“Our image in this country seemed dated,” he continued. “It didn’t include the new items. But as we’ve seen in Frankfurt, Munich and Dusseldorf, when we enlarge our stores, providing the full range and more visibility for the product, our sales increase. We are fairly confident about Germany,” Steiner stated.

The new store here follows the global retail format designed by Peter Marino and found in Louis Vuitton doors opening worldwide. But in Berlin, as elsewhere, there are individual touches. The Kurfurstendamm unit is the first to utilize a ceiling lighting system spanned with white fabric, which also is planned for the new Milan store due to open in January. Other features particular to Berlin: The structured gray-beige plaster walls have been textured in a pattern similar to Louis Vuitton’s Epi leather; and the dark wood floors in the entry and rtw departments are made from cumuru, a dense, robust South American wood. The store’s exterior, however, is under landmark protection, and will remain in its original state. Built in 1903, the single- floor shop most recently housed the multilabel designer store Kramberg. Its immediate neighbors are Georges Rech and Hermes, with Jil Sander, Versace and Burberry across the street. It is one of the few large-scale spaces to have become available on this exclusive stretch of Ku’damm in years, and it was in high demand. “We beat out Armani by two days,” Lahrs claimed.

Louis Vuitton will operate 285 stores worldwide by the end of the year, Steiner said. “It might seem like a big number of stores, but if you consider that these are the only doors where you can get Vuitton, it’s a very limited distribution.”

As reported in these columns, the French luxury brand has just opened global stores in New York and Hong Kong, as well as San Francisco and Costa Mesa, Calif. Tokyo Ginza bowed in early November, and an entire Louis Vuitton building opened in Seoul at the end of September. This flurry of activity, however, does not represent an expansion of the Louis Vuitton retail network, but rather “to qualify and requalify the network we have,” Brozzetti emphasized.
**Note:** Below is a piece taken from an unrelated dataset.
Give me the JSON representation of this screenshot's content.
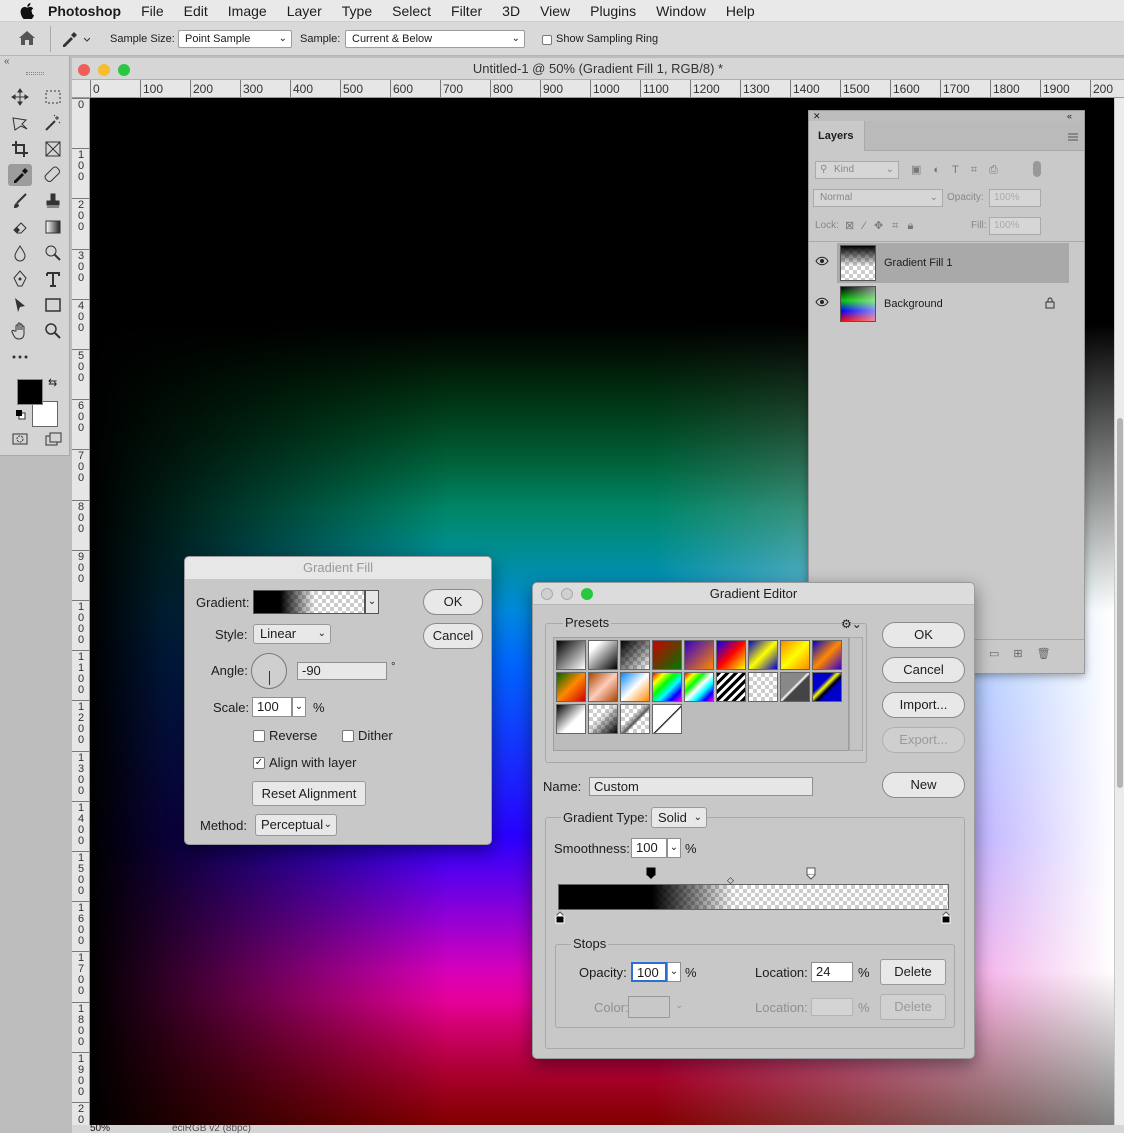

“Of course, we have new territories where we’re becoming more active,” he added. He noted considerable growth in Latin America and upcoming projects in Eastern Europe, including Moscow, where Louis Vuitton is presently negotiating on a site. The company’s presence in China is expanding, with its sixth store slated to open there, “and we’re starting in India. It’s an enormous market, and we’re very well known. There’s a history of Vuitton luggage there with the maharajahs,” said Brozzetti.

The Berlin opening kicked off with a party for 1,500 held in a vintage movie house. For those guests who started out the champagne-filled evening in the new store, getting to the Filmbuhne Wien was more than half the fun. Packed into yellow school buses, each passenger was handed three-dimensional glasses — printed in the trademark LV shape, of course — which turned the nighttime traffic on the boulevard to a mad whirl of flashing red Louis Vuitton logos.